How Do Stress And Anxiety Impact Vision Loss?
One study suggests that long-term stress results in vision loss. This is because stress increases the hormone cortisol in the body, which impacts the sympathetic and vascular nervous systems. As a result, stress increases the likelihood of eye-related conditions like optic neuropathy and glaucoma, which can lead to a loss of vision. Someone might then have trouble reading, recognizing faces, or completing day-to-day tasks.
"Although stress is a known risk factor, its causal role in the development or progression of certain visual system disorders is not widely appreciated," says the researchers who carried out the study.
Adrenaline is another factor that can contribute to vision problems. Stress and anxiety can increase adrenaline levels in your body, which puts pressure on the eyes and even results in blurred vision. "Tunnel vision is another feature of excessive adrenaline," says Health Central. "This tends to occur at times high arousal or during a panic event."
What Exactly Happens To Your Vision?
Here are some of the effects of anxiety on eyes:
• Panic disorders.
• Stressful situations at work or at school.
• Medication side effects.
• Use of illicit drugs and alcohol
It is important to know what triggers your stress and anxiety. Avoiding certain situations or engaging with people that make you feel stressed can improve your overall health and well-being.
How Can You Reduce Eye-Related Stress And Anxiety?
There are a number of techniques that you can try in order to reduce the effect of stress on vision. Not all of these methods will work for everyone, though:
• Take a warm, relaxing bath.
• Practice breathing exercises.
• Meet with friends and family.
• Laugh more.
Research shows that increasing your exercise levels can improve stress and anxiety.
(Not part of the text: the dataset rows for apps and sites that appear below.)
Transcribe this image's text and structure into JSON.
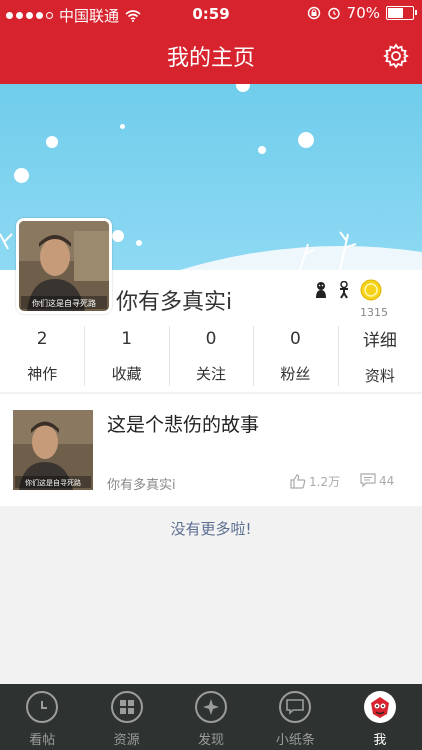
{
  "status_bar": {
    "carrier": "中国联通",
    "time": "0:59",
    "battery": "70%",
    "battery_level": 0.7
  },
  "nav": {
    "title": "我的主页"
  },
  "profile": {
    "username": "你有多真实i",
    "score": "1315",
    "avatar_caption": "你们这是自寻死路"
  },
  "stats": [
    {
      "num": "2",
      "label": "神作"
    },
    {
      "num": "1",
      "label": "收藏"
    },
    {
      "num": "0",
      "label": "关注"
    },
    {
      "num": "0",
      "label": "粉丝"
    },
    {
      "num": "详细",
      "label": "资料"
    }
  ],
  "post": {
    "title": "这是个悲伤的故事",
    "author": "你有多真实i",
    "likes": "1.2万",
    "comments": "44",
    "thumb_caption": "你们这是自寻死路"
  },
  "no_more": "没有更多啦!",
  "tabs": [
    {
      "label": "看帖",
      "icon": "clock-icon"
    },
    {
      "label": "资源",
      "icon": "grid-icon"
    },
    {
      "label": "发现",
      "icon": "compass-icon"
    },
    {
      "label": "小纸条",
      "icon": "message-icon"
    },
    {
      "label": "我",
      "icon": "avatar-icon"
    }
  ],
  "colors": {
    "brand_red": "#d7232d",
    "tab_bar": "#2e3332",
    "link_blue": "#5c6e92"
  }
}
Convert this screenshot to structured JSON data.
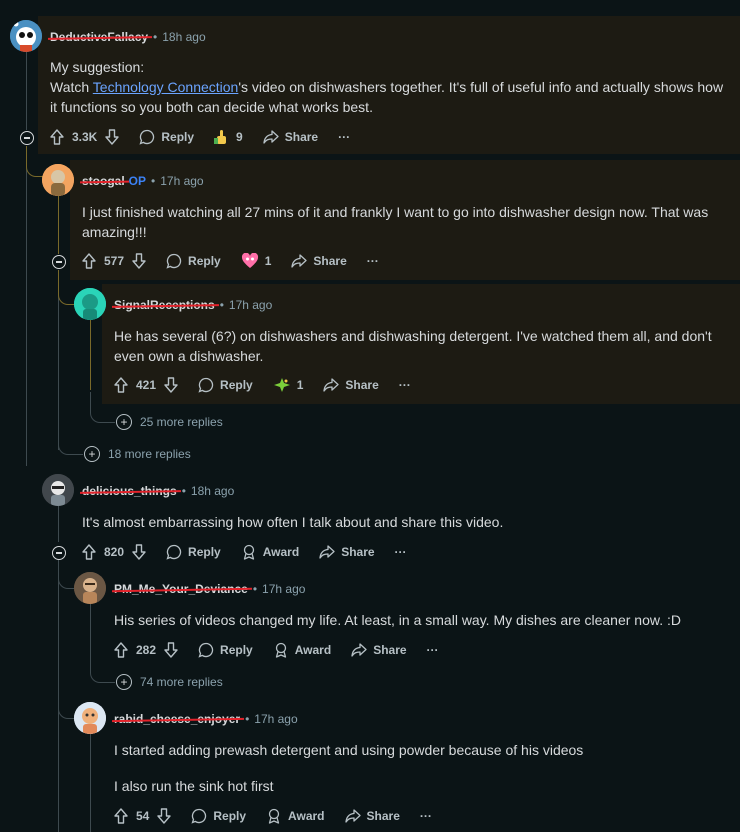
{
  "comments": [
    {
      "user": "DeductiveFallacy",
      "time": "18h ago",
      "body_intro": "My suggestion:",
      "body_pre": "Watch ",
      "body_link": "Technology Connection",
      "body_post": "'s video on dishwashers together. It's full of useful info and actually shows how it functions so you both can decide what works best.",
      "score": "3.3K",
      "award_count": "9",
      "reply_label": "Reply",
      "share_label": "Share",
      "more_label": "···"
    },
    {
      "user": "stoogal",
      "op_label": "OP",
      "time": "17h ago",
      "body": "I just finished watching all 27 mins of it and frankly I want to go into dishwasher design now. That was amazing!!!",
      "score": "577",
      "award_count": "1",
      "reply_label": "Reply",
      "share_label": "Share",
      "more_label": "···"
    },
    {
      "user": "SignalReceptions",
      "time": "17h ago",
      "body": "He has several (6?) on dishwashers and dishwashing detergent. I've watched them all, and don't even own a dishwasher.",
      "score": "421",
      "award_count": "1",
      "reply_label": "Reply",
      "share_label": "Share",
      "more_label": "···",
      "more_replies": "25 more replies"
    },
    {
      "more_replies": "18 more replies"
    },
    {
      "user": "delicious_things",
      "time": "18h ago",
      "body": "It's almost embarrassing how often I talk about and share this video.",
      "score": "820",
      "reply_label": "Reply",
      "award_label": "Award",
      "share_label": "Share",
      "more_label": "···"
    },
    {
      "user": "PM_Me_Your_Deviance",
      "time": "17h ago",
      "body": "His series of videos changed my life. At least, in a small way. My dishes are cleaner now. :D",
      "score": "282",
      "reply_label": "Reply",
      "award_label": "Award",
      "share_label": "Share",
      "more_label": "···",
      "more_replies": "74 more replies"
    },
    {
      "user": "rabid_cheese_enjoyer",
      "time": "17h ago",
      "body_1": "I started adding prewash detergent and using powder because of his videos",
      "body_2": "I also run the sink hot first",
      "score": "54",
      "reply_label": "Reply",
      "award_label": "Award",
      "share_label": "Share",
      "more_label": "···"
    }
  ],
  "colors": {
    "background": "#0b1416",
    "highlight": "#1d1b13",
    "link": "#6ba4ff",
    "op": "#3c82f6",
    "redaction": "#e3232b"
  }
}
This is because exercise releases chemicals in the brain called endorphins, which make you feel good and improve well-being. One study suggests that 14 percent of people exercise in order to reduce stress.
Other lifestyle choices can also reduce stress and anxiety levels in the body. Eating healthier foods, for example, and limiting the amount of caffeine you consume on a daily basis can reduce cortisol levels. As a result, you might feel less stressed and anxious.
In more extreme circumstances, you might want to seek out professional help for your stress and anxiety. Talking to someone about the reasons you feel stressed and finding the root cause of the problem could provide you with long-term results when it comes to stress and the effect of anxiety on vision.
Don't put any additional stress on your eyes, either. Straining your eyes when you read or squinting can cause discomfort. These might be signs that you need to wear glasses or contact lenses, so visit a reputable optical department and speak to a professional about your options.
Research shows that stress and anxiety can have a profound impact on your eye health. When cortisol levels rise in your body, you are more likely to develop eye-related conditions such as glaucoma, which can result in a loss of vision. There are a number of things in life that cause stress and anxiety, but managing stressful situations will improve your eye health.